When I learned to type, (not pecking but real typing) it opened the ability to jot down ideas while observing, being a transcriptionist (it pays!) and not hunting letters on my keyboard. The ability to type means faster transition from idea to intellectual property. (Writing books, stories, blog posts, white papers, case studies.) All the abilities I’ve learned over the last 10 years (how to blog, tweet, chat and Uber conference) I now use in my work life. These were not available the day I graduated from high school, but I determined to keep reading and educating myself.

What if I had believed that old adage, You can’t teach an old dog new tricks? 

The key to a fuller life, discovering your potential is being curious and the desire to keep learning. What is it that you’ve always wanted to know? Always wanted to try? Today, make a quick list of items. Have you always wanted to paint? Write? Wanted to take up kayaking? Photography? Who knows what magic awaits by just taking the first step.

Share your list with us. We’ll encourage you and cheer you on!

What a dull knife taught me

An acquaintance of mine once found herself in a jam and needed to chop a bushel of tomatoes for a sandwich wagon she would run the next day at an art show. I wanted to help out and offered to chop the tomatoes.

“Show me your knife.”

I pulled it from a drawer. She seemed satisfied enough that it was separated from other implements of destruction. She produced a tomato and asked me to cut it. I pressed the blade to the tomato skin.

I drew it across the skin where it bunched, squashing through the locular cavity. Juice squirted out and seeds dislodged from their placenta. In short, I ripped it with a very dull knife. I’d had the knife a few years and it never occurred to me to sharpen it. With this knife, I’d have better luck making tomato sauce.

“I’ll be right back.” She left through the front door and in her absence I experienced intense tomato shame. What could I do with this poor tomato? Did she want it back? Should I throw it away? Should I keep it? Is a ruined tomato edible? (Yes it is, with salt & pepper, please.) She returned only moments later with a different kind of knife.“Try this.”

I had just started to lay the blade on the skin and it basically fell through the tomato, cutting it so cleanly that I gasped. She laughed and told me when she would be back for them. I couldn’t get over how little effort it took to chop those tomatoes. It didn’t occur to me that I’d been struggling until I wasn’t.

That became a life lesson not only about keeping blades sharp but taking care of “my tools” whatever they might be.  This same lesson informed my decision to get a better word program when my writing became more serious.

Are you trying to accomplish something right now using a dull tool?

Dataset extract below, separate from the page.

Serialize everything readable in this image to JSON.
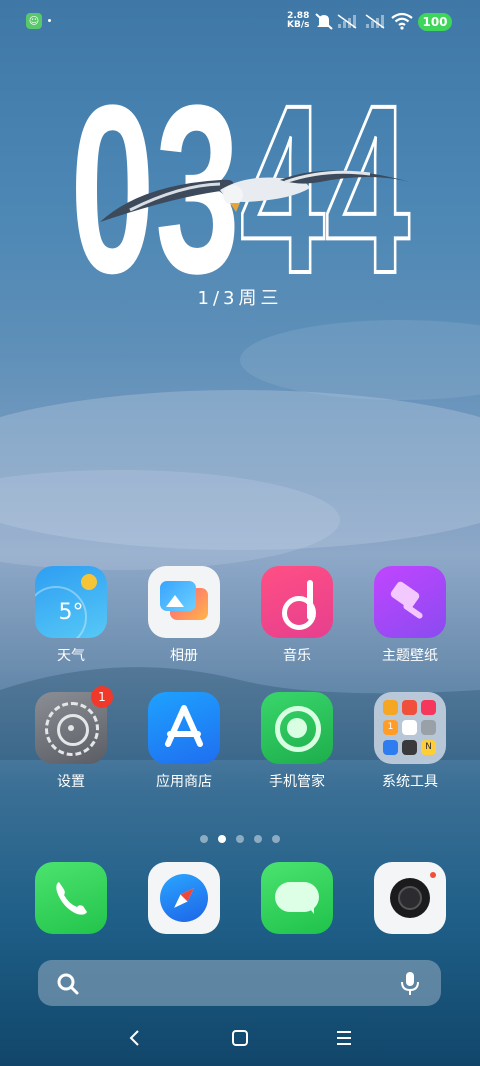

If you can’t find a way to sharpen it you might need to replace it. The time wasted trying to make it work will be better spent elsewhere.

Do you have a “Dull Knife” story? I’d love to hear from you. Thanks for coming by today. I hope to see you next time.